#### WHAT NEEDS TO BE DONE
Identify the line with "Read all visible content and emit it as JSON."; copy word for word that line and every one after it, to the end of the listing. Exclude pictures.

╭──

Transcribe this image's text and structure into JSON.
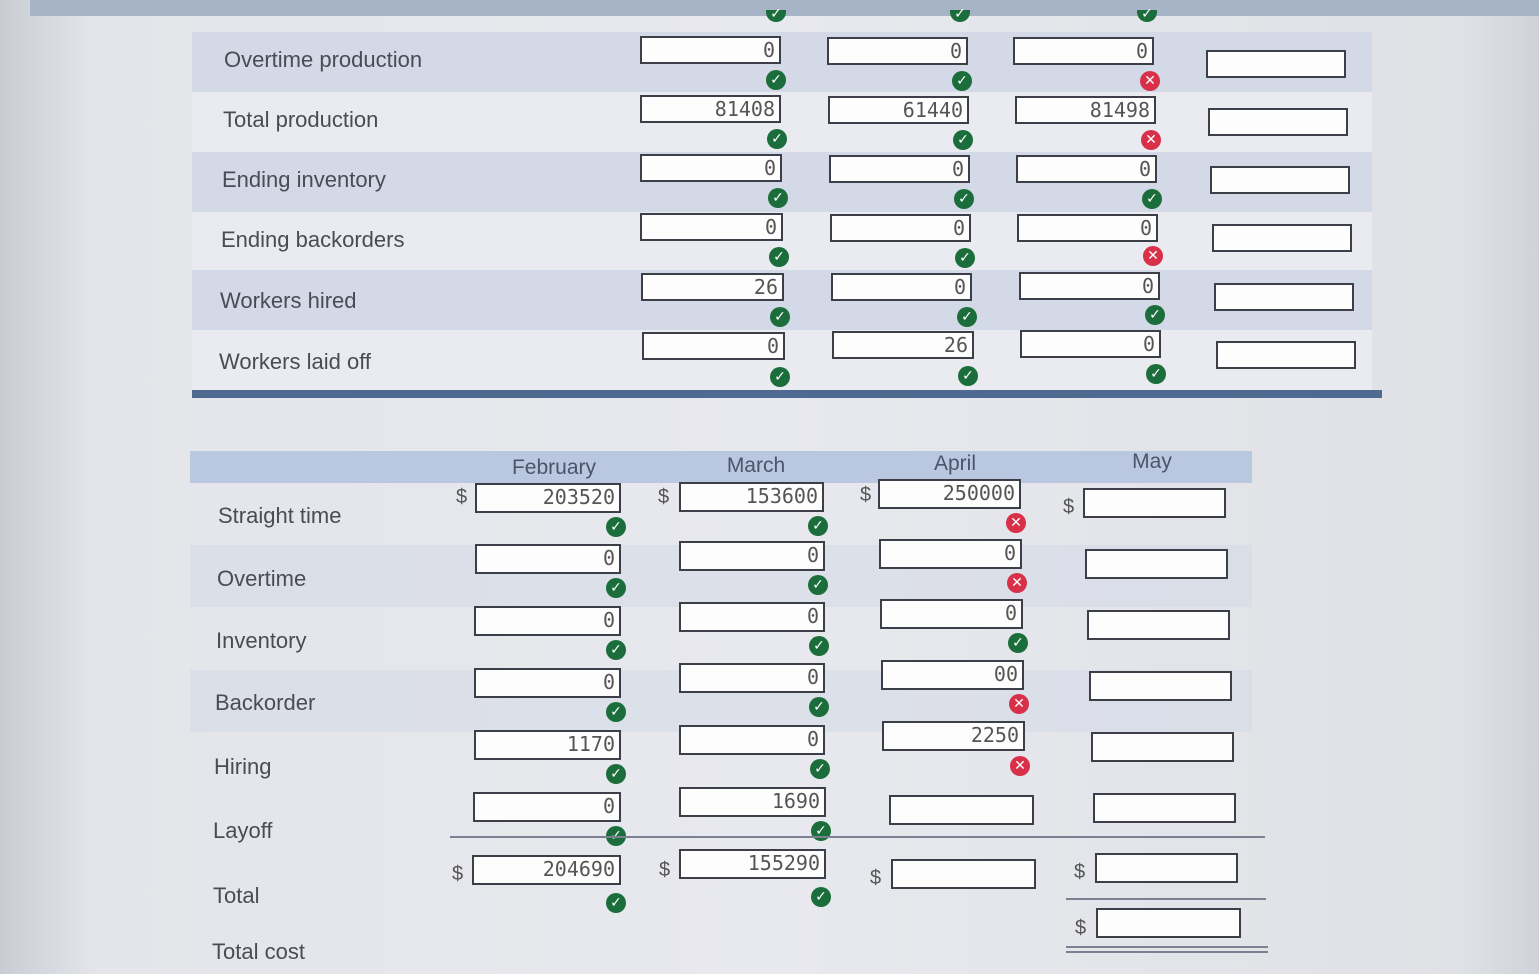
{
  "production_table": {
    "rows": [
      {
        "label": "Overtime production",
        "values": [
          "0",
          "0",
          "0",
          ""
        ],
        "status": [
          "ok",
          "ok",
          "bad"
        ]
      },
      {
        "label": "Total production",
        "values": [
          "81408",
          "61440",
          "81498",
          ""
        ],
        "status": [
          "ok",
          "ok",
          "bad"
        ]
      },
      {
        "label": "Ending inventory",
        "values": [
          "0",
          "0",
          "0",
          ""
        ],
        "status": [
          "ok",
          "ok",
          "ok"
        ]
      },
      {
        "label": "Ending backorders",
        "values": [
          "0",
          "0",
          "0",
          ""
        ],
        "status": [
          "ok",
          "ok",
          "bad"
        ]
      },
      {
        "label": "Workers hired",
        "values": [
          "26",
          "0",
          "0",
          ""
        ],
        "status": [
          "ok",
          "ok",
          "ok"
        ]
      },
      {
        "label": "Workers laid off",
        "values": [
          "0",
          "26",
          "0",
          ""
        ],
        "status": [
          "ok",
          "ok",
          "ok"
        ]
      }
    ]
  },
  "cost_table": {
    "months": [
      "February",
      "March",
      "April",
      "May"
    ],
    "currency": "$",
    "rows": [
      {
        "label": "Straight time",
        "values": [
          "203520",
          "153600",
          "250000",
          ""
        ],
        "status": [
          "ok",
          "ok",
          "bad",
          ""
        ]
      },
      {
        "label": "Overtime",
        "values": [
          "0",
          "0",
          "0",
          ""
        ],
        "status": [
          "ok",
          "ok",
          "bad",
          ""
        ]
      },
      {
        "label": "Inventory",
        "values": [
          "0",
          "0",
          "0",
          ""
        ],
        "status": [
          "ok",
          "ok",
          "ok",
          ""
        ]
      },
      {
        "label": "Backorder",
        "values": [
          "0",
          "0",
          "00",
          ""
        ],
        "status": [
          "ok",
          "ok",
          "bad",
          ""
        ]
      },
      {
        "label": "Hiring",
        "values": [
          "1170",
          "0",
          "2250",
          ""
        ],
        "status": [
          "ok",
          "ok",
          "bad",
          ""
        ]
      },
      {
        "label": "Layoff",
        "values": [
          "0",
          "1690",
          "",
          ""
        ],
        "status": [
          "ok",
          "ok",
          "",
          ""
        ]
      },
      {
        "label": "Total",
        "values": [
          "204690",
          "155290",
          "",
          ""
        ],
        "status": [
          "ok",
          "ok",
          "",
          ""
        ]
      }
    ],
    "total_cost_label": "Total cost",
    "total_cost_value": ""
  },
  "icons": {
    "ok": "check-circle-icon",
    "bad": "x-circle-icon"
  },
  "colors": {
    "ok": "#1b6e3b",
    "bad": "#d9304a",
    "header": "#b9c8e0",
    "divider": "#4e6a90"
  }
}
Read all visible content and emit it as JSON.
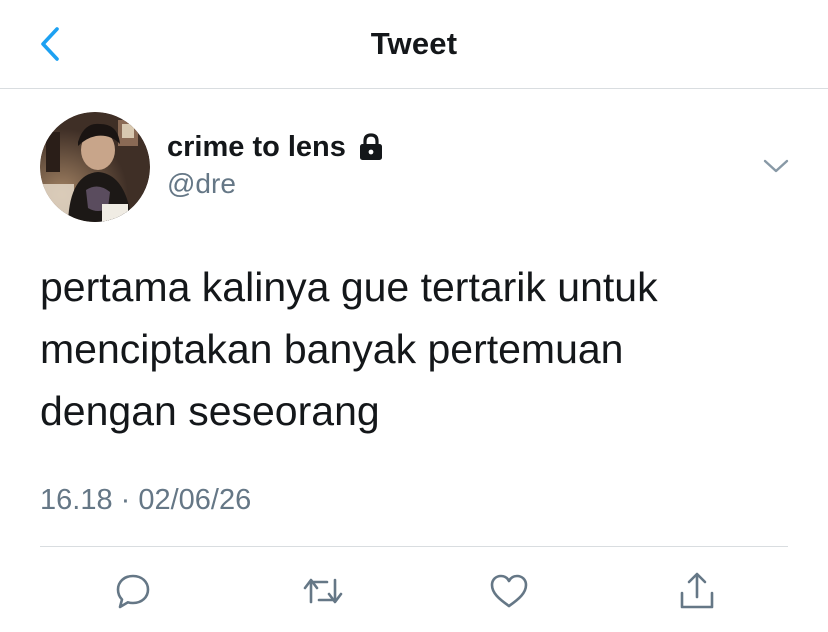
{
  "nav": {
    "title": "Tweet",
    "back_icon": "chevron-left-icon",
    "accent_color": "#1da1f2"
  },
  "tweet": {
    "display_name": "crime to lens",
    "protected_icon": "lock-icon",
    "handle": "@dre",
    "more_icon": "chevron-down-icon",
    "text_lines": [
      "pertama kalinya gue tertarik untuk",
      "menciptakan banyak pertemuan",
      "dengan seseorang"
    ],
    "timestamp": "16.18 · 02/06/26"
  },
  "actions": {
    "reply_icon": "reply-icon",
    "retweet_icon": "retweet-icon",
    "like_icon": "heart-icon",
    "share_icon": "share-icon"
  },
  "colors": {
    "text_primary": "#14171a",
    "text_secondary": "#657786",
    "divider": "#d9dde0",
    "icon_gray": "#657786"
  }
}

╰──

#### RESPONSE
Read all visible content and emit it as JSON.
{
  "nav": {
    "title": "Tweet",
    "back_icon": "chevron-left-icon",
    "accent_color": "#1da1f2"
  },
  "tweet": {
    "display_name": "crime to lens",
    "protected_icon": "lock-icon",
    "handle": "@dre",
    "more_icon": "chevron-down-icon",
    "text_lines": [
      "pertama kalinya gue tertarik untuk",
      "menciptakan banyak pertemuan",
      "dengan seseorang"
    ],
    "timestamp": "16.18 · 02/06/26"
  },
  "actions": {
    "reply_icon": "reply-icon",
    "retweet_icon": "retweet-icon",
    "like_icon": "heart-icon",
    "share_icon": "share-icon"
  },
  "colors": {
    "text_primary": "#14171a",
    "text_secondary": "#657786",
    "divider": "#d9dde0",
    "icon_gray": "#657786"
  }
}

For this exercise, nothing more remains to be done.